But to get through the coldest months in good health, it takes a little extra effort. Keep yourself happy and healthy during the winter with these 10 tips:
- Boost your Vitamin D
Vitamin D is known for its powers to bolster heart health, mental well-being, immunity, and even the condition of your skin. But as the sun gets scarce in winter, it gets harder to soak up this vital nutrient naturally.
You can take a supplement, but getting your vitamins naturally is best. One option is to eat more fatty fish such as wild salmon (farmed varieties pack less vitamin D punch). Or, look to improve your health by losing five percent of your body weight to get your body to boost your vitamin D for you. Exercising or lowering your cholesterol will also help you make up your winter D-ficiency.

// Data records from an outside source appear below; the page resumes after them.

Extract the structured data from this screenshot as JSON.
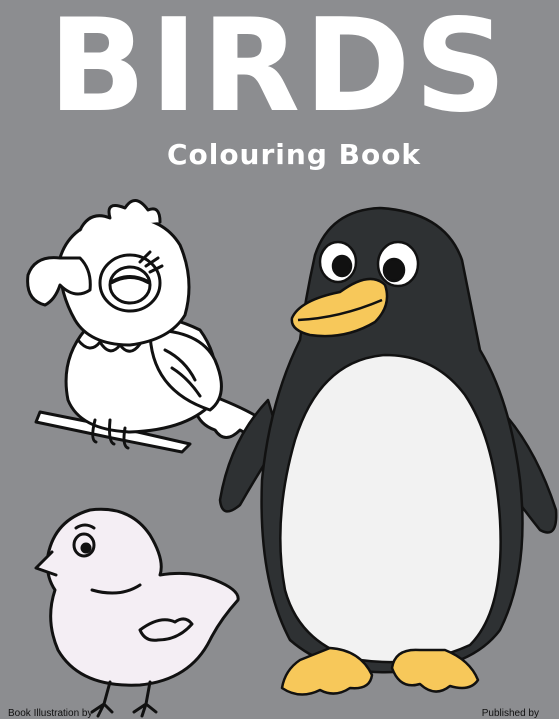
{
  "cover": {
    "title": "BIRDS",
    "subtitle": "Colouring Book",
    "credit_left": "Book Illustration by",
    "credit_right": "Published by"
  },
  "colors": {
    "background": "#8c8d90",
    "title_text": "#ffffff",
    "penguin_body": "#2e3133",
    "penguin_belly": "#f2f2f2",
    "penguin_beak": "#f7c85a",
    "chick_fill": "#f4eef4",
    "parrot_fill": "#ffffff",
    "outline": "#111111"
  },
  "illustrations": [
    "parrot",
    "penguin",
    "chick"
  ]
}
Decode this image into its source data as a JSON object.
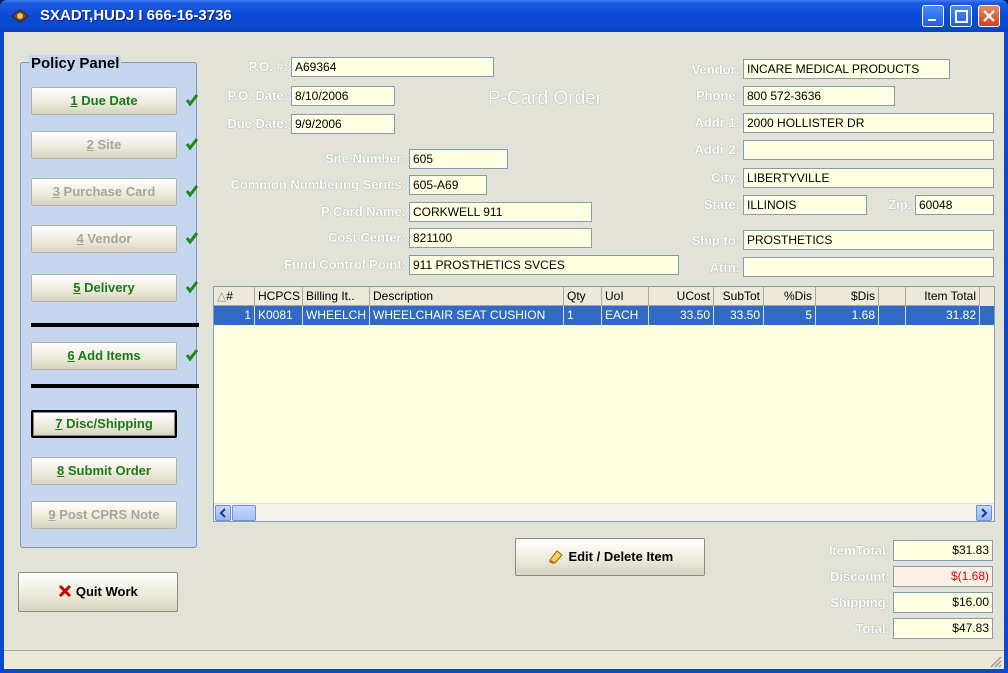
{
  "window": {
    "title": "SXADT,HUDJ I 666-16-3736"
  },
  "policy_panel": {
    "title": "Policy Panel",
    "buttons": [
      {
        "num": "1",
        "label": "Due Date",
        "state": "enabled",
        "checked": true
      },
      {
        "num": "2",
        "label": "Site",
        "state": "disabled",
        "checked": true
      },
      {
        "num": "3",
        "label": "Purchase Card",
        "state": "disabled",
        "checked": true
      },
      {
        "num": "4",
        "label": "Vendor",
        "state": "disabled",
        "checked": true
      },
      {
        "num": "5",
        "label": "Delivery",
        "state": "enabled",
        "checked": true
      },
      {
        "num": "6",
        "label": "Add Items",
        "state": "enabled",
        "checked": true
      },
      {
        "num": "7",
        "label": "Disc/Shipping",
        "state": "active",
        "checked": false
      },
      {
        "num": "8",
        "label": "Submit Order",
        "state": "enabled",
        "checked": false
      },
      {
        "num": "9",
        "label": "Post CPRS Note",
        "state": "disabled",
        "checked": false
      }
    ]
  },
  "quit": {
    "label": "Quit Work",
    "accel": "Q"
  },
  "order": {
    "heading": "P-Card Order",
    "po_num_label": "P.O. #:",
    "po_num": "A69364",
    "po_date_label": "P.O. Date:",
    "po_date": "8/10/2006",
    "due_date_label": "Due Date:",
    "due_date": "9/9/2006",
    "site_number_label": "Site Number:",
    "site_number": "605",
    "common_numbering_label": "Common Numbering Series:",
    "common_numbering": "605-A69",
    "pcard_name_label": "P Card Name:",
    "pcard_name": "CORKWELL 911",
    "cost_center_label": "Cost Center:",
    "cost_center": "821100",
    "fund_control_label": "Fund Control Point:",
    "fund_control": "911 PROSTHETICS SVCES"
  },
  "vendor": {
    "vendor_label": "Vendor:",
    "vendor": "INCARE MEDICAL PRODUCTS",
    "phone_label": "Phone:",
    "phone": "800 572-3636",
    "addr1_label": "Addr 1:",
    "addr1": "2000 HOLLISTER DR",
    "addr2_label": "Addr 2:",
    "addr2": "",
    "city_label": "City:",
    "city": "LIBERTYVILLE",
    "state_label": "State:",
    "state": "ILLINOIS",
    "zip_label": "Zip:",
    "zip": "60048",
    "ship_to_label": "Ship to:",
    "ship_to": "PROSTHETICS",
    "attn_label": "Attn:",
    "attn": ""
  },
  "items_grid": {
    "columns": [
      "#",
      "HCPCS",
      "Billing It..",
      "Description",
      "Qty",
      "UoI",
      "UCost",
      "SubTot",
      "%Dis",
      "$Dis",
      "",
      "Item Total"
    ],
    "rows": [
      [
        "1",
        "K0081",
        "WHEELCH",
        "WHEELCHAIR SEAT CUSHION",
        "1",
        "EACH",
        "33.50",
        "33.50",
        "5",
        "1.68",
        "",
        "31.82"
      ]
    ]
  },
  "edit_button": {
    "label": "Edit / Delete Item",
    "accel": "E"
  },
  "totals": {
    "item_total_label": "ItemTotal:",
    "item_total": "$31.83",
    "discount_label": "Discount:",
    "discount": "$(1.68)",
    "shipping_label": "Shipping:",
    "shipping": "$16.00",
    "total_label": "Total:",
    "total": "$47.83"
  },
  "colors": {
    "accent_green": "#1a7a1a",
    "selection": "#316ac5",
    "field_bg": "#ffffe1",
    "negative": "#e00000"
  }
}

- Get vaccinated
There’s enough fear of needles that many are more afraid of getting the flu vaccine than they are of getting the flu. But consider this: In 2014 in alone, the Center for Disease Control (CDC) estimated the vaccination averted about 7.2 million illnesses, 3.1 million doctor’s visits, and 90,000 hospitalizations.

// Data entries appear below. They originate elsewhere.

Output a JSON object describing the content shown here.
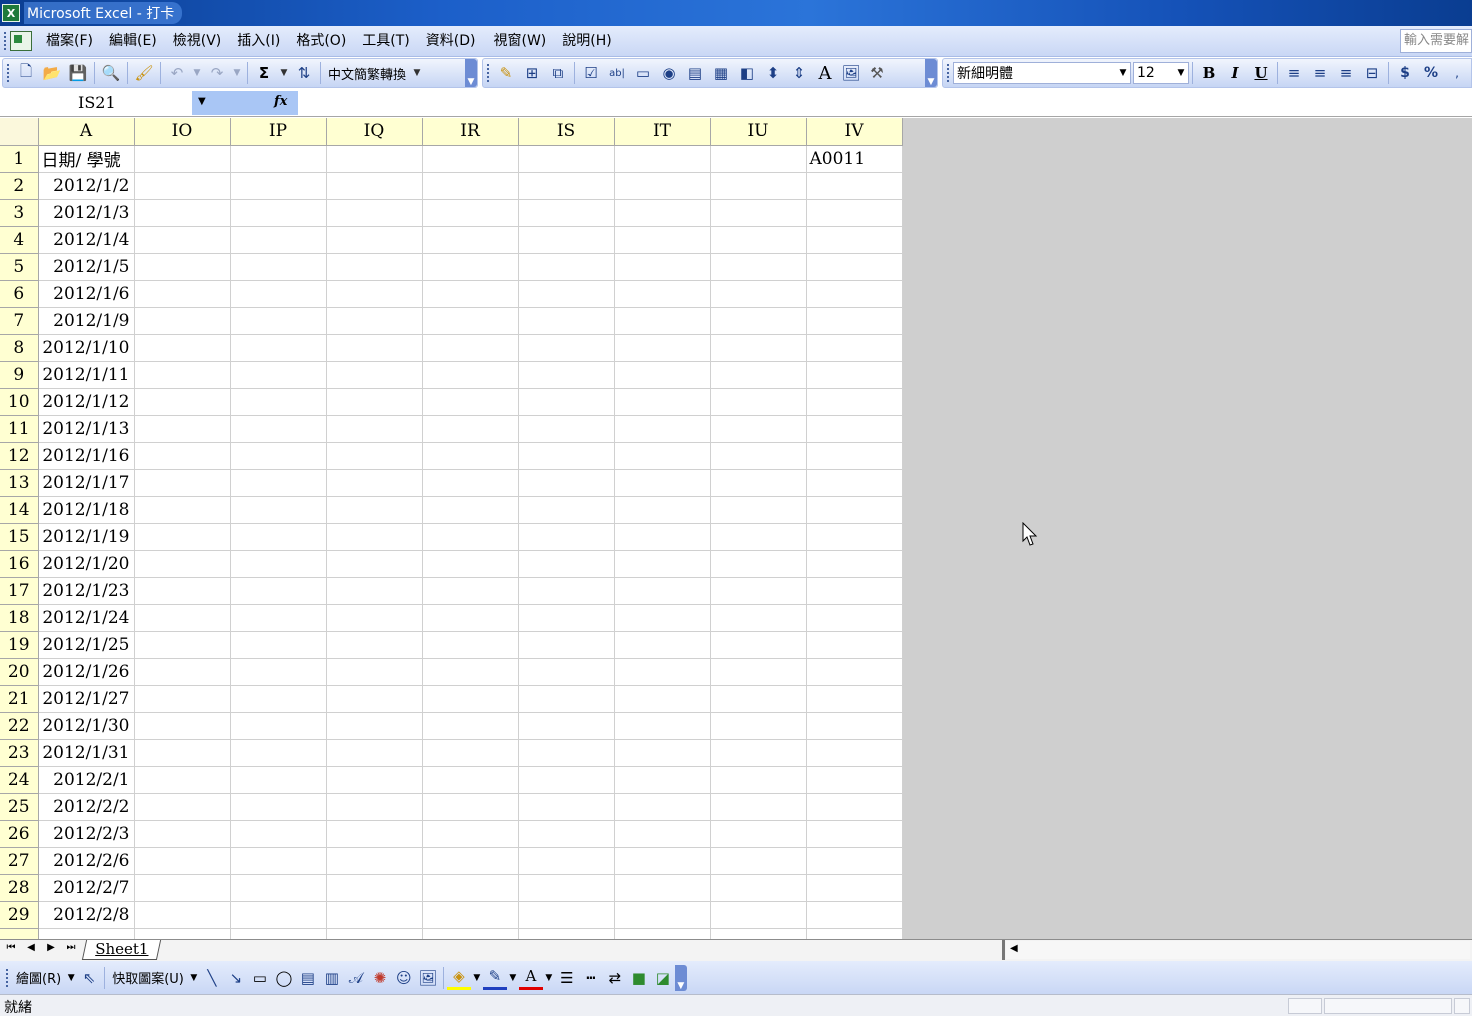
{
  "window": {
    "title": "Microsoft Excel - 打卡",
    "app_icon": "excel-icon"
  },
  "menu": {
    "items": [
      "檔案(F)",
      "編輯(E)",
      "檢視(V)",
      "插入(I)",
      "格式(O)",
      "工具(T)",
      "資料(D)",
      "視窗(W)",
      "說明(H)"
    ],
    "help_placeholder": "輸入需要解"
  },
  "toolbar": {
    "conversion_label": "中文簡繁轉換",
    "font_name": "新細明體",
    "font_size": "12",
    "bold": "B",
    "italic": "I",
    "underline": "U",
    "currency": "$",
    "percent": "%"
  },
  "formula_bar": {
    "name_box": "IS21",
    "fx": "fx",
    "formula": ""
  },
  "sheet": {
    "corner": "",
    "columns": [
      "A",
      "IO",
      "IP",
      "IQ",
      "IR",
      "IS",
      "IT",
      "IU",
      "IV"
    ],
    "header_row": {
      "A": "日期/ 學號",
      "IV": "A0011"
    },
    "row_numbers": [
      "1",
      "2",
      "3",
      "4",
      "5",
      "6",
      "7",
      "8",
      "9",
      "10",
      "11",
      "12",
      "13",
      "14",
      "15",
      "16",
      "17",
      "18",
      "19",
      "20",
      "21",
      "22",
      "23",
      "24",
      "25",
      "26",
      "27",
      "28",
      "29"
    ],
    "dates": [
      "2012/1/2",
      "2012/1/3",
      "2012/1/4",
      "2012/1/5",
      "2012/1/6",
      "2012/1/9",
      "2012/1/10",
      "2012/1/11",
      "2012/1/12",
      "2012/1/13",
      "2012/1/16",
      "2012/1/17",
      "2012/1/18",
      "2012/1/19",
      "2012/1/20",
      "2012/1/23",
      "2012/1/24",
      "2012/1/25",
      "2012/1/26",
      "2012/1/27",
      "2012/1/30",
      "2012/1/31",
      "2012/2/1",
      "2012/2/2",
      "2012/2/3",
      "2012/2/6",
      "2012/2/7",
      "2012/2/8"
    ]
  },
  "tabs": {
    "sheet_name": "Sheet1"
  },
  "drawing": {
    "draw_label": "繪圖(R)",
    "autoshapes_label": "快取圖案(U)"
  },
  "status": {
    "text": "就緒"
  }
}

If you’re afraid of needles, consider the nasal spray, which is just as effective with out the prick. And remember—getting the vaccine doesn’t just protect you, but it helps promote herd immunity, which protects everyone around you, too.
- Wash your hands frequently
Winter is a season where people travel more, spend more time cooped up together, and immune systems are down. Washing your hands is the best way to protect yourself from getting sick or passing germs on to those around you.
Always use soap when washing your hands, and rub them together for at least 20 seconds. If you want an extra line of defense between washes, consider an alcohol-based hand sanitizer.
It may be harder to motivate yourself to exercise in winter, but it’s especially important this time of year. In addition to the obvious fitness benefits, exercise can boost your vitamin D, keep your mood up, and strengthen your immune system.
So get up and hit the pavement in the morning. Or, wait for the rest of the family to wake up and hit the ice skating rink together.
- Eat a healthy breakfast
Starting your day with a healthy meal can help stave off winter cravings—as well as the temptations of holiday parties.
A bowl of balanced carbs like oatmeal or porridge is especially good for winter, as it loads you up on healthy starches and fiber that can boost your energy while helping you feel fuller longer. Avoid sugar, and flavor your bowl with fresh or dried fruit and nuts instead.
- Make time to de-stress
Winter, particularly the holidays, can be an especially stressful time for many. But it’s also the time of year that stress can hurt you the most, lowering your immune system and weighing down your mood even more than the cold weather alone.
To combat stress, take fish oil supplements (proven to reduce anxiety by up to 20 percent), be sure to give yourself downtime, and consider adding meditation to your regular routine.
- Stay hydrated
Getting your eight glasses of water in each day can help address many of winter’s big health issues, from stress to fighting off disease, and even helps to keep your skin looking great.
- Consume more dairy
Go-to dairy staples like milk, yogurt and cheese offer a strong foundation for winter health. Get your daily servings in for craving-stifling protein, bone-strengthening calcium, and a germ-battling army of vitamins and minerals.
- Fighting the holiday blues
A lot of people get down during the winter months. Often, it’s simply hard for reality to live up to the romanticized holiday vision society builds up for us. On top of that, the end of the year prompts people to take stock of where their lives are—and where they’re not.
To lift yourself out of a case of the blues, focus on what you’re grateful for, take good care of yourself, and consider volunteering for a cause. Even better, plan a vacation. The anticipation has been shown to improve moods as far ahead as two months.
But if you suspect you suffer from clinical depression or seasonal affective disorder (SAD), talk to a psychologist.
- Catch up on sleep
Though we’re supposed to get seven to nine hours of sleep a night, most of us get an average six and a half.
But in the darker, colder months of winter, our bodies naturally crave more sleep than usual. Go with it, and let your body catch up on missed REMs.
A Little Self-Care Goes a Long Way
Winter is a season with its own set of challenges … from the stress of the holiday bustle to the latest round of the flu. But a little self-care can go a long way to keep you healthy all season long. Make the effort to stay healthy and you can enjoy all the fun winter has to offer.